Sewage tests can help track the spread of Covid-19 infection: analysis
The fight against the coronavirus pandemic (Covid-19) is at a critical juncture. To measure the extent of infection, the Government of India now plans to expand randomized testing in areas with no reported cases. You will use a combination of the reverse transcription polymerase chain reaction, also known as RT-PCR, in pooled samples and antibody screening tests.
Another strategy that can help delineate areas with silent transmission is to analyze wastewater samples for the coronavirus (Sars-CoV2).
For now, we know that Covid-19 disease is caused by Sars-CoV2, and that in only 20% of cases, the severity of the infection requires hospitalization. In 30% of hospitalized patients, the virus was detected in samples from the respiratory tract and faeces. We also know that about 80% of infections are mild and do not require hospitalization. Among mild infections, the symptoms are mainly mild fever, mild cough, sore throat, runny nose, but also some gastrointestinal symptoms such as diarrhea, loss of appetite, nausea, and vomiting. These symptoms can occur alone or in combination with cough and sore throat. Patients with gastrointestinal symptoms have a longer duration of illness and pass the virus in their stool. In almost 25% of patients, nucleic acid particles are detected in the stool as early as three days after infection, even before it appears in the respiratory tract. (However, the virus is detected in the stool even in those who only have respiratory symptoms.) These findings suggest the importance of analyzing wastewater samples to detect Sars-CoV2.
In the past, sewage or wastewater monitoring has been used successfully to detect outbreaks of norovirus, antibiotic-resistant bacteria, measles, and poliovirus. Similarly, some countries have already started monitoring sewage / sewage for Covid-19. In Amsterdam, the virus was detected in sewage at Schiphol airport, just four days after the Netherlands confirmed its first case, long before the community reported the infection. Their samples have been found in untreated sewage in Tucson, Arizona. Sweden and Germany are also doing wastewater analysis.
Surveillance of wastewater can be an effective method of determining the presence of the virus in a community, even if people are asymptomatic for Covid-19. Furthermore, the density of the viral particles can give us an idea of the spread of the infection. This can also help us verify if interventions such as physical distancing reduce transmission. Periodic and periodic monitoring of wastewater can be an early warning tool to alert public health authorities of the likelihood of an increase in cases, giving them crucial advancement in preparedness.

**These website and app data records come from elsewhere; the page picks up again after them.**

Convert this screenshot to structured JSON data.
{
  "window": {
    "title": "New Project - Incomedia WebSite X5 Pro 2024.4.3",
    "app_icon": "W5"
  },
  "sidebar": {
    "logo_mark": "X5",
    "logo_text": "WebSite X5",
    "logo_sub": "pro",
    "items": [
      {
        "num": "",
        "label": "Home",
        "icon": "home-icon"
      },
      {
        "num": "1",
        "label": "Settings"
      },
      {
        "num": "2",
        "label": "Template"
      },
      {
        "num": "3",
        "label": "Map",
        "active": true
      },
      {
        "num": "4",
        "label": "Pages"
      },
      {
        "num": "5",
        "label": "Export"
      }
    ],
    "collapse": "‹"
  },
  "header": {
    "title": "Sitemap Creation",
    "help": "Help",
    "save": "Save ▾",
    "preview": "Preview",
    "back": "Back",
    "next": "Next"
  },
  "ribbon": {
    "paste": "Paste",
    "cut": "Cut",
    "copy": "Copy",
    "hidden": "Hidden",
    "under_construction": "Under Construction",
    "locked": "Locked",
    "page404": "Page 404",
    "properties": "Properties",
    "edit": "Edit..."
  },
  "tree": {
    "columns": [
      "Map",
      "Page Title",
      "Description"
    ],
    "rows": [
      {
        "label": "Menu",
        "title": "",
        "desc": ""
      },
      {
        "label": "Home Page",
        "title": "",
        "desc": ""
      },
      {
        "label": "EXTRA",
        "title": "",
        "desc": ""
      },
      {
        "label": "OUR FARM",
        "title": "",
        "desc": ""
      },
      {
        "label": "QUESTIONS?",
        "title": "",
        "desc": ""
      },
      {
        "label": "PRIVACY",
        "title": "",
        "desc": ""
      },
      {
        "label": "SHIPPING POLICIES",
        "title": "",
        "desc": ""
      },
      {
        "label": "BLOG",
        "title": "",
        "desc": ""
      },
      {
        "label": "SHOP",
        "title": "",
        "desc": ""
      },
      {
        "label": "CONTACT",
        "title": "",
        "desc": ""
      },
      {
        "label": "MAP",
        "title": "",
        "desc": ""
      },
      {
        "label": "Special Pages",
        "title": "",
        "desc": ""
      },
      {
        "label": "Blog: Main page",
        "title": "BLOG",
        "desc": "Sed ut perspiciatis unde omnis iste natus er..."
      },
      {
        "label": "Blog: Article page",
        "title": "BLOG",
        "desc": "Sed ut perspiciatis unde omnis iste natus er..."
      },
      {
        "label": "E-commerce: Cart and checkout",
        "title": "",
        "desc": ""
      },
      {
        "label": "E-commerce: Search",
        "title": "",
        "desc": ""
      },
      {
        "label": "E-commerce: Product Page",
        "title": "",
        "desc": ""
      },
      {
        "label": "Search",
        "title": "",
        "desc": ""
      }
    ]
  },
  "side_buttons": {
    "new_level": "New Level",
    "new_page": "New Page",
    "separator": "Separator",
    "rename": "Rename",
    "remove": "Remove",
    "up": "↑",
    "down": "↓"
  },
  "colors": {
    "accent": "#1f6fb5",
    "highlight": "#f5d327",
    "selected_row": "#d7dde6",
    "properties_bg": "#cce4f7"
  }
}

Since it is not possible to assess everyone in a community, wastewater monitoring has the potential to uncover positive cases within it. Such monitoring can also provide a better estimate of the spread of infection, as it can account for those that have not been tested, either show only mild symptoms or are asymptomatic. Wastewater sampling could also serve as an early warning about the appearance of clusters. It can also act as a sensitive indicator for the reappearance of the virus. Wastewater monitoring for Covid-19 in India is possible and feasible.
India does, however, have household examples to emulate. It is one of the first countries to use wastewater monitoring (also known as environmental monitoring) to detect silent transmission of poliovirus through elimination in the community sewer system. India used to rely on acute flaccid paralysis (limp survey). But it is a well known fact that paralysis occurs only in severe cases; many infected children clear the virus without having the disease as well. In 2001, environmental monitoring was started, with wastewater sampling conducted weekly at three sites in Mumbai, and by 2017, there were 42 wastewater sampling sites distributed in Maharashtra, Gujarat, West Bengal, Uttar Pradesh, Bihar, Punjab, Telangana and Delhi. We have trained human resources to carry out wastewater monitoring for Covid-19. It can be an effective tool, especially in states with a large number of cases.
Given that the infection was reported in December in China last year, we know some of the critical information about the virus, but there are still a lot of unknowns. One of these unknowns is if virus particles are detected in the faeces, can they transmit through the faeces? Scientists have detected high concentrations of viral particles in feces, but so far they have not observed replication in the virus. However, current evidence does not support fecal transmission of Covid-19 through feces, monitoring of wastewater can act as a marker related to the infection of many things. It’s worth a try.
Dr. Lalit Kant is an infectious disease epidemiologist. He is the former head of the Division of Epidemiology and Communicable Diseases and senior advisor, Infectious Diseases, PHFI
The opinions expressed are personal.